“That make me a good one?” Tony winks.
“Nah,” Steve shakes his head, though his smile as he brings his straw to his mouth tells Tony otherwise. “You’re the worst of the worst.”
Tony blows a raspberry. “No winning here, is there?”
“Nope,” Steve chirps. He then checks his watch, smile dimming to a frown. “I gotta get home before Ma begins pestering the neighbourhood. I’ll see you later?”
“Mm hm,” Tony nods, watching as Steve slides out from the booth, abandoning the dregs of his milkshake and (un)intentionally leaving the bill to Tony.
However, it takes no hesitance for Tony to make the decision to run after Steve, dropping a dollar on the table. “Wait, Steve!” he calls.
Tony catches his friend’s wrist at the diner doors. Steve looks to him, expression silently prompting him to explain.
“Let me at least walk you home,” Tony shoots him a toothy grin.
“I—alright,” Steve sounds skeptical, but goes along nonetheless.
About ten minutes into their quiet but comfortable walk, Steve asks, “So what brought this about, Tony? Your house is across town and you’ve never been one to walk me, or anyone for that matter, home.”
“Thought you might like the company?” Tony tries, but Steve isn’t anywhere close to buying in. Tony sighs.
“If I’m being honest, Steve,” Tony begins sheepishly, “I... I really like spending time with you, okay? You’re a riot, a real great fella. Steve—I like you. Like, a lot. Too much, probably. And tonight, despite my reluctance, I had a really good time because of you. You were right, Steve. We always have fun together. I thought I, we could—mmph!”
Tony is cut off by Steve pulling him into a rather hot, passionate kiss. The latter’s tongue is quick to begin exploring the entrance of Tony’s mouth in wait for an invitation. Tony lets him in, of course, cock twitching in interest. And judging by the growing hardness Tony felt when grinding their hips together, Steve was, well... interested as well. Tony is contented by the quiet, stilted moan he elicits from Steve, but it’s quick to be drowned out by the sound of Tony’s own soft cry as Steve slips a hand below his waistband. Their breathing intermingles, teeth clashing on occasion until finally, Tony pulls away.
“Steve,” Tony pants, “as much as I’d love to do this now, I don’t think we should do this here.” Quite frankly, Tony is just glad it’s dark outside, and that the closest lamppost is several yards away.
Steve’s breath is warm on Tony’s neck. “You’re probably right.”
Laboured breaths are all that penetrate the silence that follows, other than Tony’s whine of complaint when Steve retracts his hand from the very nice position it was in, instead settling it on Tony’s hip.
“You’re right,” Steve repeats, nodding.

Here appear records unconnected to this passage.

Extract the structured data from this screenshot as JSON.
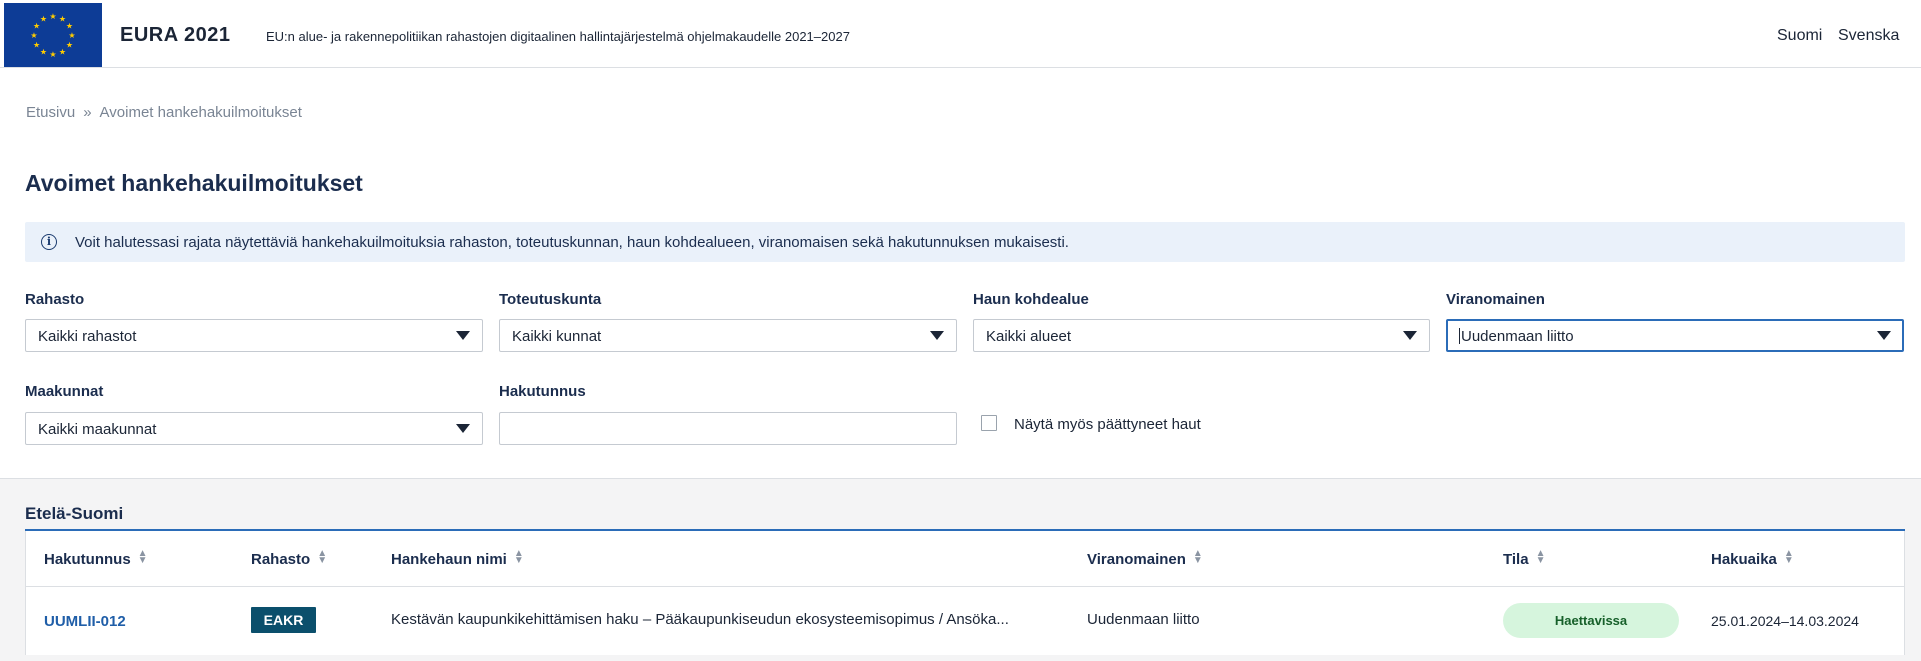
{
  "header": {
    "brand": "EURA 2021",
    "tagline": "EU:n alue- ja rakennepolitiikan rahastojen digitaalinen hallintajärjestelmä ohjelmakaudelle 2021–2027",
    "languages": [
      "Suomi",
      "Svenska"
    ]
  },
  "breadcrumb": {
    "home": "Etusivu",
    "separator": "»",
    "current": "Avoimet hankehakuilmoitukset"
  },
  "page_title": "Avoimet hankehakuilmoitukset",
  "info_text": "Voit halutessasi rajata näytettäviä hankehakuilmoituksia rahaston, toteutuskunnan, haun kohdealueen, viranomaisen sekä hakutunnuksen mukaisesti.",
  "filters": {
    "rahasto": {
      "label": "Rahasto",
      "value": "Kaikki rahastot"
    },
    "toteutuskunta": {
      "label": "Toteutuskunta",
      "value": "Kaikki kunnat"
    },
    "kohdealue": {
      "label": "Haun kohdealue",
      "value": "Kaikki alueet"
    },
    "viranomainen": {
      "label": "Viranomainen",
      "value": "Uudenmaan liitto"
    },
    "maakunnat": {
      "label": "Maakunnat",
      "value": "Kaikki maakunnat"
    },
    "hakutunnus": {
      "label": "Hakutunnus",
      "value": ""
    },
    "show_ended": {
      "label": "Näytä myös päättyneet haut",
      "checked": false
    }
  },
  "results": {
    "region": "Etelä-Suomi",
    "columns": [
      "Hakutunnus",
      "Rahasto",
      "Hankehaun nimi",
      "Viranomainen",
      "Tila",
      "Hakuaika"
    ],
    "rows": [
      {
        "hakutunnus": "UUMLII-012",
        "rahasto": "EAKR",
        "nimi": "Kestävän kaupunkikehittämisen haku – Pääkaupunkiseudun ekosysteemisopimus / Ansöka...",
        "viranomainen": "Uudenmaan liitto",
        "tila": "Haettavissa",
        "hakuaika": "25.01.2024–14.03.2024"
      }
    ]
  },
  "colors": {
    "flag_blue": "#0d3c96",
    "accent_blue": "#2b6cb8",
    "fund_badge": "#0b4f6c",
    "status_bg": "#d6f5dd",
    "info_bg": "#eaf1fa"
  },
  "icons": [
    "eu-flag-logo",
    "info-icon",
    "chevron-down-icon",
    "sort-icon"
  ]
}
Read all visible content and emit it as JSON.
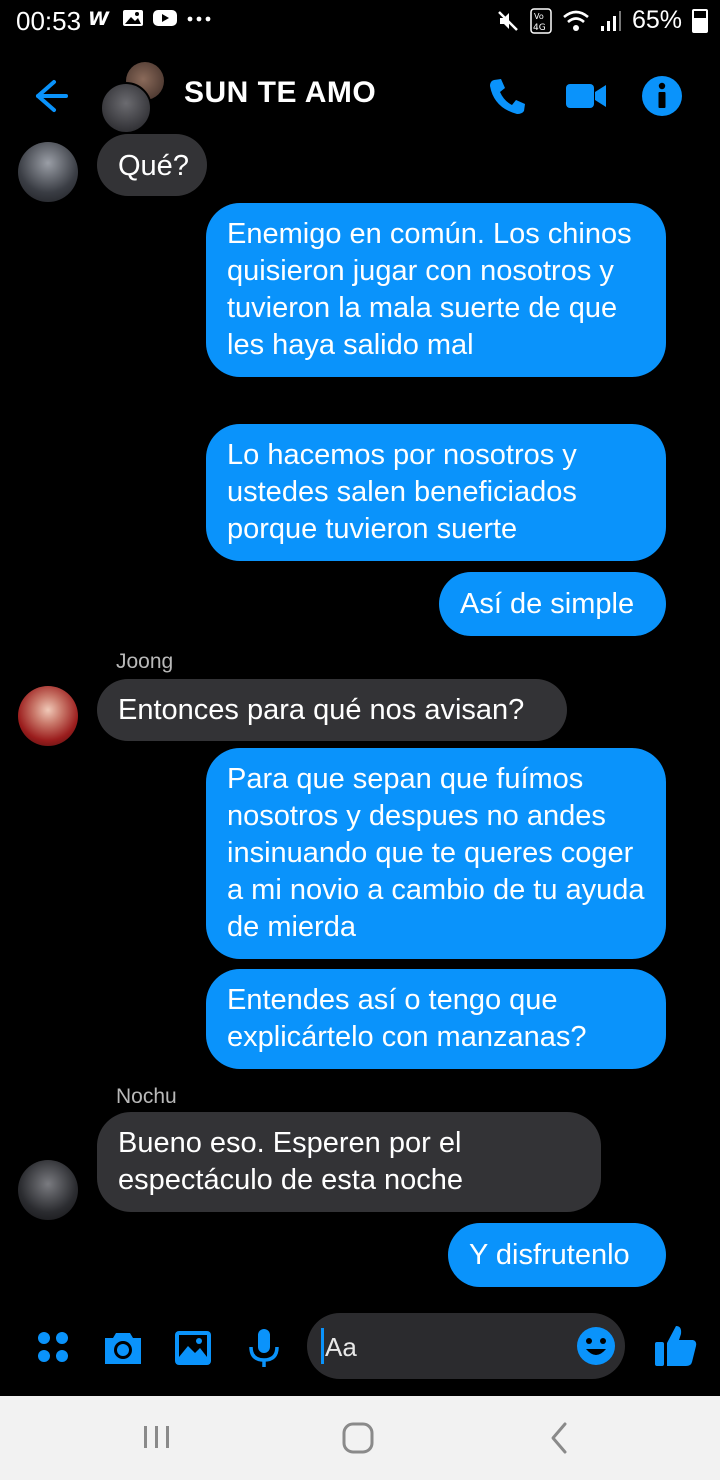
{
  "status_bar": {
    "time": "00:53",
    "left_icons": [
      "whatsapp-icon",
      "gallery-icon",
      "youtube-icon",
      "more-dots-icon"
    ],
    "battery": "65%",
    "right_icons": [
      "mute-icon",
      "volte-icon",
      "wifi-icon",
      "signal-icon",
      "battery-icon"
    ]
  },
  "header": {
    "title": "SUN TE AMO",
    "icons": [
      "back-arrow-icon",
      "phone-icon",
      "video-camera-icon",
      "info-icon"
    ],
    "accent": "#0a93fb"
  },
  "messages": [
    {
      "id": "m1",
      "direction": "in",
      "text": "Qué?"
    },
    {
      "id": "m2",
      "direction": "out",
      "text": "Enemigo en común. Los chinos quisieron jugar con nosotros y tuvieron la mala suerte de que les haya salido mal"
    },
    {
      "id": "m3",
      "direction": "out",
      "text": "Lo hacemos por nosotros y ustedes salen beneficiados porque tuvieron suerte"
    },
    {
      "id": "m4",
      "direction": "out",
      "text": "Así de simple"
    },
    {
      "id": "m5",
      "direction": "in",
      "sender": "Joong",
      "text": "Entonces para qué nos avisan?"
    },
    {
      "id": "m6",
      "direction": "out",
      "text": "Para que sepan que fuímos nosotros y despues no andes insinuando que te queres coger a mi novio a cambio de tu ayuda de mierda"
    },
    {
      "id": "m7",
      "direction": "out",
      "text": "Entendes así o tengo que explicártelo con manzanas?"
    },
    {
      "id": "m8",
      "direction": "in",
      "sender": "Nochu",
      "text": "Bueno eso. Esperen por el espectáculo de esta noche"
    },
    {
      "id": "m9",
      "direction": "out",
      "text": "Y disfrutenlo"
    }
  ],
  "composer": {
    "placeholder": "Aa",
    "icons": [
      "apps-grid-icon",
      "camera-icon",
      "image-icon",
      "microphone-icon",
      "emoji-icon",
      "thumbs-up-icon"
    ]
  },
  "colors": {
    "outgoing_bubble": "#0a93fb",
    "incoming_bubble": "#333336",
    "background": "#000000"
  },
  "nav_bar": {
    "icons": [
      "recent-apps-icon",
      "home-icon",
      "back-icon"
    ]
  }
}
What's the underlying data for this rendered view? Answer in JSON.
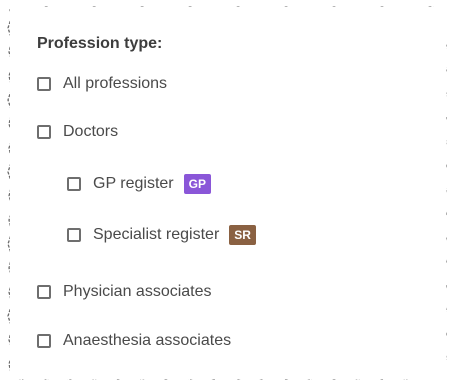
{
  "filter": {
    "title": "Profession type:",
    "options": [
      {
        "label": "All professions",
        "checked": false
      },
      {
        "label": "Doctors",
        "checked": false
      },
      {
        "label": "GP register",
        "checked": false,
        "badge": "GP",
        "badge_color": "#8a56d8"
      },
      {
        "label": "Specialist register",
        "checked": false,
        "badge": "SR",
        "badge_color": "#8a6142"
      },
      {
        "label": "Physician associates",
        "checked": false
      },
      {
        "label": "Anaesthesia associates",
        "checked": false
      }
    ]
  },
  "colors": {
    "title": "#3d3d3d",
    "label": "#4a4a4a",
    "checkbox_border": "#6e6e6e"
  }
}
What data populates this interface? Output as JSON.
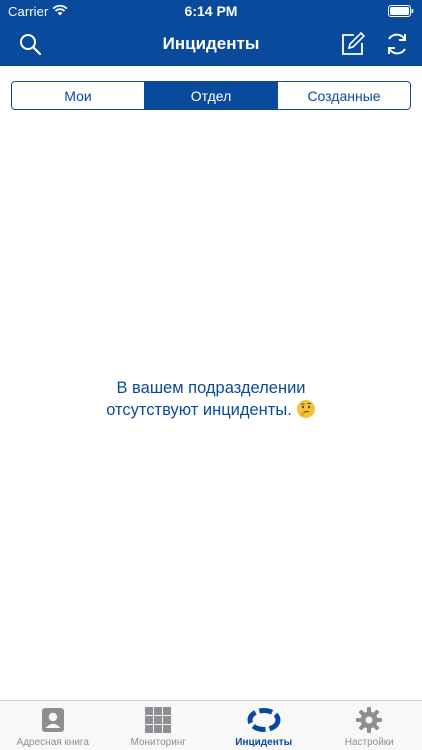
{
  "status_bar": {
    "carrier": "Carrier",
    "time": "6:14 PM"
  },
  "nav": {
    "title": "Инциденты",
    "icons": [
      "search-icon",
      "compose-icon",
      "refresh-icon"
    ]
  },
  "segments": [
    {
      "label": "Мои",
      "selected": false
    },
    {
      "label": "Отдел",
      "selected": true
    },
    {
      "label": "Созданные",
      "selected": false
    }
  ],
  "empty_state": {
    "line1": "В вашем подразделении",
    "line2": "отсутствуют инциденты.",
    "emoji": "thinking-face-icon"
  },
  "tabbar": {
    "items": [
      {
        "label": "Адресная книга",
        "icon": "address-book-icon",
        "active": false
      },
      {
        "label": "Мониторинг",
        "icon": "monitoring-grid-icon",
        "active": false
      },
      {
        "label": "Инциденты",
        "icon": "lifebuoy-icon",
        "active": true
      },
      {
        "label": "Настройки",
        "icon": "gear-icon",
        "active": false
      }
    ]
  },
  "colors": {
    "brand": "#0a4a9c",
    "tab_inactive": "#8e8e93",
    "tabbar_bg": "#f8f8f8"
  }
}
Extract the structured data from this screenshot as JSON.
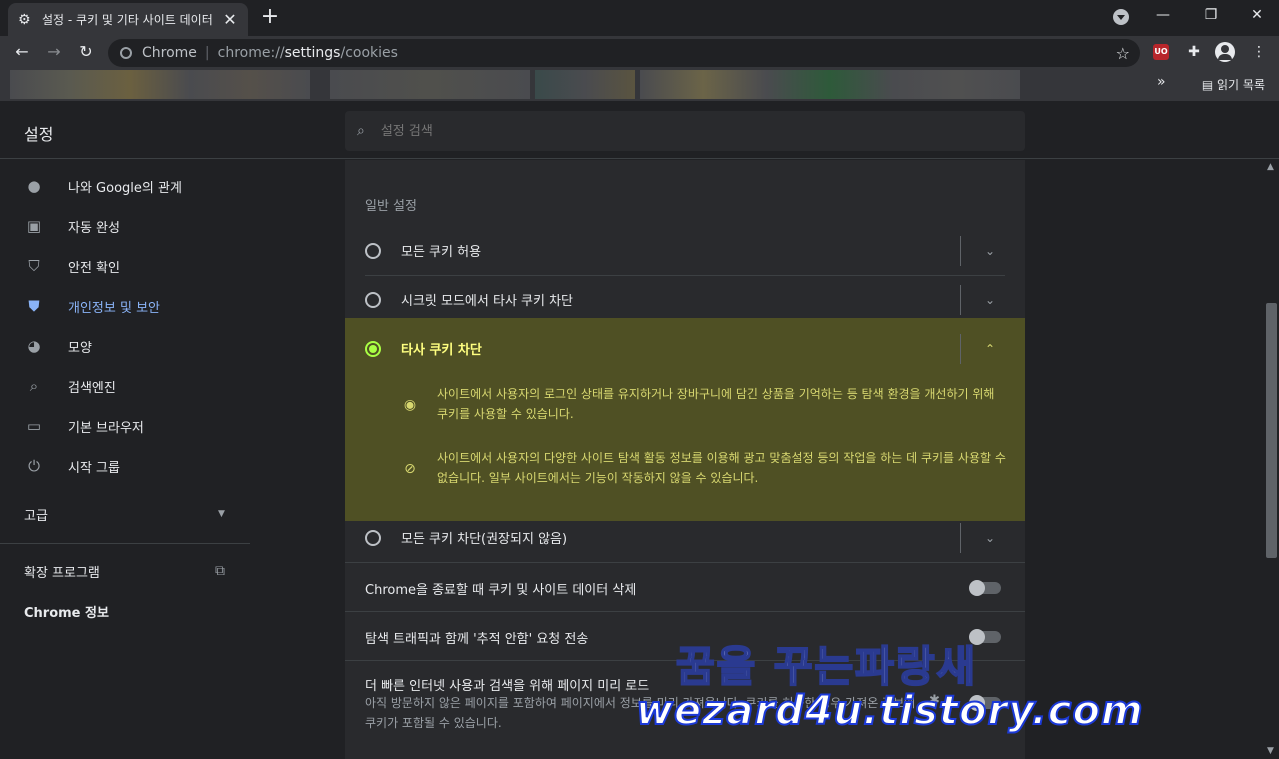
{
  "tab": {
    "icon": "gear-icon",
    "title": "설정 - 쿠키 및 기타 사이트 데이터",
    "close": "✕"
  },
  "newtab": "+",
  "window": {
    "minimize": "—",
    "restore": "❐",
    "close": "✕"
  },
  "omnibox": {
    "label": "Chrome",
    "url_prefix": "chrome://",
    "url_host": "settings",
    "url_path": "/cookies"
  },
  "bookmarks": {
    "reading_list": "읽기 목록",
    "more": "»"
  },
  "app_title": "설정",
  "search": {
    "placeholder": "설정 검색"
  },
  "sidebar": {
    "items": [
      {
        "label": "나와 Google의 관계",
        "icon": "person-icon"
      },
      {
        "label": "자동 완성",
        "icon": "clipboard-icon"
      },
      {
        "label": "안전 확인",
        "icon": "shield-check-icon"
      },
      {
        "label": "개인정보 및 보안",
        "icon": "shield-icon"
      },
      {
        "label": "모양",
        "icon": "palette-icon"
      },
      {
        "label": "검색엔진",
        "icon": "search-icon"
      },
      {
        "label": "기본 브라우저",
        "icon": "browser-icon"
      },
      {
        "label": "시작 그룹",
        "icon": "power-icon"
      }
    ],
    "advanced": "고급",
    "extensions": "확장 프로그램",
    "about": "Chrome 정보"
  },
  "main": {
    "section_title": "일반 설정",
    "options": [
      {
        "label": "모든 쿠키 허용"
      },
      {
        "label": "시크릿 모드에서 타사 쿠키 차단"
      },
      {
        "label": "타사 쿠키 차단"
      },
      {
        "label": "모든 쿠키 차단(권장되지 않음)"
      }
    ],
    "desc1": "사이트에서 사용자의 로그인 상태를 유지하거나 장바구니에 담긴 상품을 기억하는 등 탐색 환경을 개선하기 위해 쿠키를 사용할 수 있습니다.",
    "desc2": "사이트에서 사용자의 다양한 사이트 탐색 활동 정보를 이용해 광고 맞춤설정 등의 작업을 하는 데 쿠키를 사용할 수 없습니다. 일부 사이트에서는 기능이 작동하지 않을 수 있습니다.",
    "toggles": [
      {
        "label": "Chrome을 종료할 때 쿠키 및 사이트 데이터 삭제",
        "on": false
      },
      {
        "label": "탐색 트래픽과 함께 '추적 안함' 요청 전송",
        "on": false
      },
      {
        "label": "더 빠른 인터넷 사용과 검색을 위해 페이지 미리 로드",
        "on": false
      }
    ],
    "preload_sub": "아직 방문하지 않은 페이지를 포함하여 페이지에서 정보를 미리 가져옵니다. 쿠키를 허용한 경우 가져온 정보에 쿠키가 포함될 수 있습니다."
  },
  "watermark": {
    "line1": "꿈을 꾸는파랑새",
    "line2": "wezard4u.tistory.com"
  },
  "colors": {
    "accent": "#8ab4f8",
    "highlight": "#ffff00",
    "bg": "#202124",
    "panel": "#292a2d"
  }
}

He drags a thumb over Tony’s jaw, hungry gaze flicking from Tony’s lips to his eyes. “So where to?”